Golos and the Moscow Helsinki Group are supported by the National Endowment for Democracy, the Washington-based democracy assistance group.
*Why did you leave the presidential council on human rights?
The newly proposed rules to compose the council [by a public Internet] vote will most likely change the quality of the council for the worse. These rules provide a possibility to manipulate the process. The council members would often tell the truth the authorities wouldn’t like…. We voted for the liberation of [imprisoned tycoon Mikhail] Khodorkovsky. Such people in the council obviously don’t suit the Kremlin, which wants other people, more obedient.
It is a known fact that you and your colleagues insisted that Medvedev should have stayed in the Kremlin for the second term and that you encouraged him to do so. Has Russia won or lost with Putin making a comeback?

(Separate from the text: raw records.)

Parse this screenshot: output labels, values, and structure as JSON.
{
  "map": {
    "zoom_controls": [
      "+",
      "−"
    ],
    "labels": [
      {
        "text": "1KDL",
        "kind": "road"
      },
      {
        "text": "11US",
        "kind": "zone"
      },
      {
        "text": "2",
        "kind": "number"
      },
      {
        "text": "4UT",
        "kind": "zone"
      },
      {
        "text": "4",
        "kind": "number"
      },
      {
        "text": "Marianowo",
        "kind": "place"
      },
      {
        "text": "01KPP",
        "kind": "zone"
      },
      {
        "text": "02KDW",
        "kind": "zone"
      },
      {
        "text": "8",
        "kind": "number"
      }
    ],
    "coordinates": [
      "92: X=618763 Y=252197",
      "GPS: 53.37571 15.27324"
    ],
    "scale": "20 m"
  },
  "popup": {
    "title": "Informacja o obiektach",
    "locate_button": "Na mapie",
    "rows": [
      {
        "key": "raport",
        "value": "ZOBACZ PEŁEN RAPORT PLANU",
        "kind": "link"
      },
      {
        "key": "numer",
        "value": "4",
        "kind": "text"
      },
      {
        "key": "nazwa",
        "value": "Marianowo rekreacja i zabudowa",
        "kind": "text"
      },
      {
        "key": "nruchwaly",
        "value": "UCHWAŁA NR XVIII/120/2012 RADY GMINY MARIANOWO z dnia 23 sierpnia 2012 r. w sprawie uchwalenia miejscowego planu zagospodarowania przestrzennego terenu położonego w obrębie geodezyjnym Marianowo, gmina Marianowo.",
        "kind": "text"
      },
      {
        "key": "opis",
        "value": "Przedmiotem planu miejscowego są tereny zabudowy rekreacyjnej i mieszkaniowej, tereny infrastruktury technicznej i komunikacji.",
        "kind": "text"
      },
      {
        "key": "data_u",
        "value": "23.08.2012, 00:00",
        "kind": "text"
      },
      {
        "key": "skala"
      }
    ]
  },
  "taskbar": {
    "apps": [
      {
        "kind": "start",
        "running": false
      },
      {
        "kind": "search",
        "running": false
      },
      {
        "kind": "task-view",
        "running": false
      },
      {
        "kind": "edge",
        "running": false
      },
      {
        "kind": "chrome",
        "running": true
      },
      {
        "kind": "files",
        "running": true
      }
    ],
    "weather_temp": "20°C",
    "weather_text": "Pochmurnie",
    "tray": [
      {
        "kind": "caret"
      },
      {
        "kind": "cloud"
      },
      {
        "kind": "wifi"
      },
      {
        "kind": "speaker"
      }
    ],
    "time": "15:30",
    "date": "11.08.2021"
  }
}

The way Putin returned to the Kremlin raised many concerns and made thousands of people take to the streets and protest. All this could have been avoided if the country had continued its course of reforms under the leadership of Medvedev. Now Putin has significantly corrected the modernization paradigm we prescribed. Putin’s favorite word is “stability.”
Opposition protests continue and grow more and more aimed personally against Putin. What will become of the protest movement? Can Putin find a way to make a compromise, or will he have to crack down harder on the protesters?
Putin is a lawful president elected by a majority of the population, whichever way one may look at the poll figures. And the visible irritation of some part of the population is not a national factor yet. As for the protest movement, it will … itself soon become less united as it can’t hold together for long in one movement: nationalists, communists and liberals. They may reach some provisional goals, like stay together until some regional and maybe urgent parliament elections, but they will have to part company afterward.
The radical part of the protests blames Putin for everything. We warned Vladimir Vladimirovich [Putin] in the past more than once that people get tired of one face even regardless of politics in general. Twelve years is a cycle of development in Russia. Once every 12 years or so we always had some sort of a crisis with people getting tired of their leader. This is why the radical protest is so focused on Putin, whereas the moderate opposition talks about the crisis of institutes and systems.
What do you make of the growing pressure on the opposition from the law enforcement agencies: Apartments of protest leaders are raided and searched by the police, documents and sums of money seized; several activists are hiding abroad and one already is asking for political asylum in the Netherlands; dozens of people are arrested?
This crackdown, for which I see no real justification, is counterproductive. Protesters in the streets behaved themselves in accordance with the constitution and laws unless they were provoked by the police. The current repressive measures only prove that conservatives won the upper hand in the Kremlin after the elections. They think that they don’t need a dialogue with the opposition, which they should ignore as they strengthen the regime and march forward. They have a wrong idea what democracy is all about.